[Task directions] Whenever a line below holds the word "unit", copy that line.

Top of Provided data

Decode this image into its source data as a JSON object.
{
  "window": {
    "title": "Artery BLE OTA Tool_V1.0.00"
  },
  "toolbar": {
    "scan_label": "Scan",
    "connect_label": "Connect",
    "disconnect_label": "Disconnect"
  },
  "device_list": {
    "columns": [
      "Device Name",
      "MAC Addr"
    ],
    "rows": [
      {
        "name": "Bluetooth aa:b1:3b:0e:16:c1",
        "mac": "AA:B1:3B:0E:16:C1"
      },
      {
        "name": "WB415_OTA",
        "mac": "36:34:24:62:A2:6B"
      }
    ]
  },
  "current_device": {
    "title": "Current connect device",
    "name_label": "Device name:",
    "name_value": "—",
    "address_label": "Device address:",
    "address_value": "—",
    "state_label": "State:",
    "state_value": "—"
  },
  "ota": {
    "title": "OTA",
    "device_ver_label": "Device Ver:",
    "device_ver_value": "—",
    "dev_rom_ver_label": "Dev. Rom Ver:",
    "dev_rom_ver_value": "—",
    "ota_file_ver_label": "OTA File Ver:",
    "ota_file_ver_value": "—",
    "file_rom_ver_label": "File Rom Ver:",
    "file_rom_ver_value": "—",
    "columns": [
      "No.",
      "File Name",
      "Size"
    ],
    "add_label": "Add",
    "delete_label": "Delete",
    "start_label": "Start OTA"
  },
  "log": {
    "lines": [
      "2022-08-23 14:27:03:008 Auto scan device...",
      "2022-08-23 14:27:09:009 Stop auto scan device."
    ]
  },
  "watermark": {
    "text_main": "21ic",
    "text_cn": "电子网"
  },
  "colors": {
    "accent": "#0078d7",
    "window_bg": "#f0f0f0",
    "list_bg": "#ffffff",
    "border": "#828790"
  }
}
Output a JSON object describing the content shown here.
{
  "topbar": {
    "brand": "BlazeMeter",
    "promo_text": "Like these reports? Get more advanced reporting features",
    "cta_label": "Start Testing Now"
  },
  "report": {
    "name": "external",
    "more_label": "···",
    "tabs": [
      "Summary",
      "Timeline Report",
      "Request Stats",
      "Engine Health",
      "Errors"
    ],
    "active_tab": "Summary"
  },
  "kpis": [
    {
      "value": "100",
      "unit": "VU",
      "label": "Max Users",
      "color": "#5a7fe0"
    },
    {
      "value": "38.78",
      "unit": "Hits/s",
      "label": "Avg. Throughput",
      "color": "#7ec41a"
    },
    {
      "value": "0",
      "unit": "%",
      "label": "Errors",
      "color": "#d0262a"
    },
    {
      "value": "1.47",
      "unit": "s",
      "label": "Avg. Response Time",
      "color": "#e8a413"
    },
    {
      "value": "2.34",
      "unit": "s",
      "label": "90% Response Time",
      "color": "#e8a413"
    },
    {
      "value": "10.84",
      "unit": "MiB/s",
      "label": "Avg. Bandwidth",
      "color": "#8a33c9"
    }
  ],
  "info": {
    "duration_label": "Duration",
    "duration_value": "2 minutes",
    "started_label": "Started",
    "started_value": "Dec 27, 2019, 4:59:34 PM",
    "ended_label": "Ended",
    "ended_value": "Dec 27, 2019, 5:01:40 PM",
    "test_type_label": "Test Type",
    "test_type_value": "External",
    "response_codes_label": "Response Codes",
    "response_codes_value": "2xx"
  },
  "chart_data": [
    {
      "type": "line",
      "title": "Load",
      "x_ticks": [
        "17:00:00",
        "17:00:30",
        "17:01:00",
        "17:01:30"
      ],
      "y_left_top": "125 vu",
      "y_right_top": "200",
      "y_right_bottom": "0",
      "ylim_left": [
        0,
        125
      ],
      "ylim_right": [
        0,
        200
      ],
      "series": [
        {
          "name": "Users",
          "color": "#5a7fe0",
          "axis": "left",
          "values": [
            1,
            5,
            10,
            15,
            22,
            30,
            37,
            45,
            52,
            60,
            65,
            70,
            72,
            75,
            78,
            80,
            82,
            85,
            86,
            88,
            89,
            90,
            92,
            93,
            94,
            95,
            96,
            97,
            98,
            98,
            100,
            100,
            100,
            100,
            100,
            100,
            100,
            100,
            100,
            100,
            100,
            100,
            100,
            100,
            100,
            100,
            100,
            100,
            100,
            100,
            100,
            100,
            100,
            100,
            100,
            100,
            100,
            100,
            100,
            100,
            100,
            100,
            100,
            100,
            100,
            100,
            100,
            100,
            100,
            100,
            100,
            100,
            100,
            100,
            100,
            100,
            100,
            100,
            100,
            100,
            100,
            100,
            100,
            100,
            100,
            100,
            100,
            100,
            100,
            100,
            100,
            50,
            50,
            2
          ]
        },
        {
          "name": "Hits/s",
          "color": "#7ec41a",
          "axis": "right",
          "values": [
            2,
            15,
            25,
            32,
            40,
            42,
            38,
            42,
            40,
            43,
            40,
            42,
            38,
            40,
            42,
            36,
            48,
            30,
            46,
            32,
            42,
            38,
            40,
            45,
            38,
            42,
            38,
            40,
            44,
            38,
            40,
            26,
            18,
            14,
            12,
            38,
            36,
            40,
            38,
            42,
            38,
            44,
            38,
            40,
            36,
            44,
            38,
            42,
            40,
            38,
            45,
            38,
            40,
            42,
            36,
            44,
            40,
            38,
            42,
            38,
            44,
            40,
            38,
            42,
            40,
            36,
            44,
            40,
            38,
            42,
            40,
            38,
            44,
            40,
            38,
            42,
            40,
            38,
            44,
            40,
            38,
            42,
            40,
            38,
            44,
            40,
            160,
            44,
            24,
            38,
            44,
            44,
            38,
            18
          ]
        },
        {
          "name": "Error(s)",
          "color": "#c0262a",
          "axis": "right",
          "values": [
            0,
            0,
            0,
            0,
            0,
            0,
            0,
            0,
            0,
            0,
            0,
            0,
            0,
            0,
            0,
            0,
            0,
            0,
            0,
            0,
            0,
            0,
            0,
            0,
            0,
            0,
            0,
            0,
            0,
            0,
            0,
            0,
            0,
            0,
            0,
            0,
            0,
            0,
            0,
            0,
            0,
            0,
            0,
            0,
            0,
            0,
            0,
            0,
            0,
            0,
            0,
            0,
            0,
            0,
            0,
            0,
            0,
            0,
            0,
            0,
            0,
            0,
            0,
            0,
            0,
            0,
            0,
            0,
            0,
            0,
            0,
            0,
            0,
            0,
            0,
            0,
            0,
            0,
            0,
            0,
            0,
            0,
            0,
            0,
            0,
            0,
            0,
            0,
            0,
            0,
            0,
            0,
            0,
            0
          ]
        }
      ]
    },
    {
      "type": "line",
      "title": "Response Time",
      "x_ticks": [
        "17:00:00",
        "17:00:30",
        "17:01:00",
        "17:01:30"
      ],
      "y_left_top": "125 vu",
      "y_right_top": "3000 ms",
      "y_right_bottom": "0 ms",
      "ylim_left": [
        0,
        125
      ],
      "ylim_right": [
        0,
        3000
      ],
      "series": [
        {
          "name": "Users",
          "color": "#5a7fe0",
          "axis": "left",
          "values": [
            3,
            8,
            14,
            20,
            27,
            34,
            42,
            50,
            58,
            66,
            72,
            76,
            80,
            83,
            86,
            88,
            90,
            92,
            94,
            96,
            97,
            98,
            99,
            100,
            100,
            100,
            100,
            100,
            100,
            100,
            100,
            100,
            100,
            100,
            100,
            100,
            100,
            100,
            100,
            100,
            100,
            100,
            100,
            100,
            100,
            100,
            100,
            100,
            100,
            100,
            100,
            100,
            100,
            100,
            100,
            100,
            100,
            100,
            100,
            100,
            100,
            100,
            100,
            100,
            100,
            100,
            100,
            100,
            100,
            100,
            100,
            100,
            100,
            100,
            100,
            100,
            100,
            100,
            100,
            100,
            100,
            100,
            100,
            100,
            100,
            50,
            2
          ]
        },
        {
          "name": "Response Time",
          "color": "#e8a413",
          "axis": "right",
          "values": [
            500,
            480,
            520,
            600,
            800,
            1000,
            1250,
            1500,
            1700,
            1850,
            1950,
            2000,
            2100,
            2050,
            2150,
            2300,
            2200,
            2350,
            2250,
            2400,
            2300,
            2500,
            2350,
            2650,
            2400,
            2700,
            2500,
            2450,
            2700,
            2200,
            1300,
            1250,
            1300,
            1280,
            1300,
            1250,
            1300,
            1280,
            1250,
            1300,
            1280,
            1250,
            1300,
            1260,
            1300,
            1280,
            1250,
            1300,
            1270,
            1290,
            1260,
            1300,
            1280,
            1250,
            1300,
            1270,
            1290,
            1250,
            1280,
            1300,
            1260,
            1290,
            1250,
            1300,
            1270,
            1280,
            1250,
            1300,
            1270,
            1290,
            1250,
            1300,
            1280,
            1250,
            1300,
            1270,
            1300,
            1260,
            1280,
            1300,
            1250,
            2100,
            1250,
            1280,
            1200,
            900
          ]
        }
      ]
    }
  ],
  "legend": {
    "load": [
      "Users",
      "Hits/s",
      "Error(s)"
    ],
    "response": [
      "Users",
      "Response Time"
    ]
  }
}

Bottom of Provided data

[Task response]
      "unit": "VU",
      "unit": "Hits/s",
      "unit": "%",
      "unit": "s",
      "unit": "s",
      "unit": "MiB/s",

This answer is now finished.